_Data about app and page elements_
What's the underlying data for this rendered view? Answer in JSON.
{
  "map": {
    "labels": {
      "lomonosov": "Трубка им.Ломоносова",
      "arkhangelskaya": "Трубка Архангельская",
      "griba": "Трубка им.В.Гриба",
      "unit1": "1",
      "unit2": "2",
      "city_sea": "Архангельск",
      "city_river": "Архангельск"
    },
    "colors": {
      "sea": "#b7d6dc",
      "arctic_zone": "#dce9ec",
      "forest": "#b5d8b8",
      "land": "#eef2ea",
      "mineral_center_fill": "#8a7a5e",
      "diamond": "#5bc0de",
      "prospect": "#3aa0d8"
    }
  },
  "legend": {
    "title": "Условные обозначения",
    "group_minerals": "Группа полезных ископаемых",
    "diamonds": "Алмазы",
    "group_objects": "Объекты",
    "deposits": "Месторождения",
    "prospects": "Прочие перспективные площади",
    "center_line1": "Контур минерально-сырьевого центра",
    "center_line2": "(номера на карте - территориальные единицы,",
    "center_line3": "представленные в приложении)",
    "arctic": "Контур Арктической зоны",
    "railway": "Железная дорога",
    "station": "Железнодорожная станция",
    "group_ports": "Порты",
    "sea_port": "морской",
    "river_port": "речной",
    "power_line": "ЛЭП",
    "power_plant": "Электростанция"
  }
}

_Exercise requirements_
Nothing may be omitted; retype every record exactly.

_Your response_
What's the underlying data for this rendered view? Answer in JSON.
{
  "map": {
    "labels": {
      "lomonosov": "Трубка им.Ломоносова",
      "arkhangelskaya": "Трубка Архангельская",
      "griba": "Трубка им.В.Гриба",
      "unit1": "1",
      "unit2": "2",
      "city_sea": "Архангельск",
      "city_river": "Архангельск"
    },
    "colors": {
      "sea": "#b7d6dc",
      "arctic_zone": "#dce9ec",
      "forest": "#b5d8b8",
      "land": "#eef2ea",
      "mineral_center_fill": "#8a7a5e",
      "diamond": "#5bc0de",
      "prospect": "#3aa0d8"
    }
  },
  "legend": {
    "title": "Условные обозначения",
    "group_minerals": "Группа полезных ископаемых",
    "diamonds": "Алмазы",
    "group_objects": "Объекты",
    "deposits": "Месторождения",
    "prospects": "Прочие перспективные площади",
    "center_line1": "Контур минерально-сырьевого центра",
    "center_line2": "(номера на карте - территориальные единицы,",
    "center_line3": "представленные в приложении)",
    "arctic": "Контур Арктической зоны",
    "railway": "Железная дорога",
    "station": "Железнодорожная станция",
    "group_ports": "Порты",
    "sea_port": "морской",
    "river_port": "речной",
    "power_line": "ЛЭП",
    "power_plant": "Электростанция"
  }
}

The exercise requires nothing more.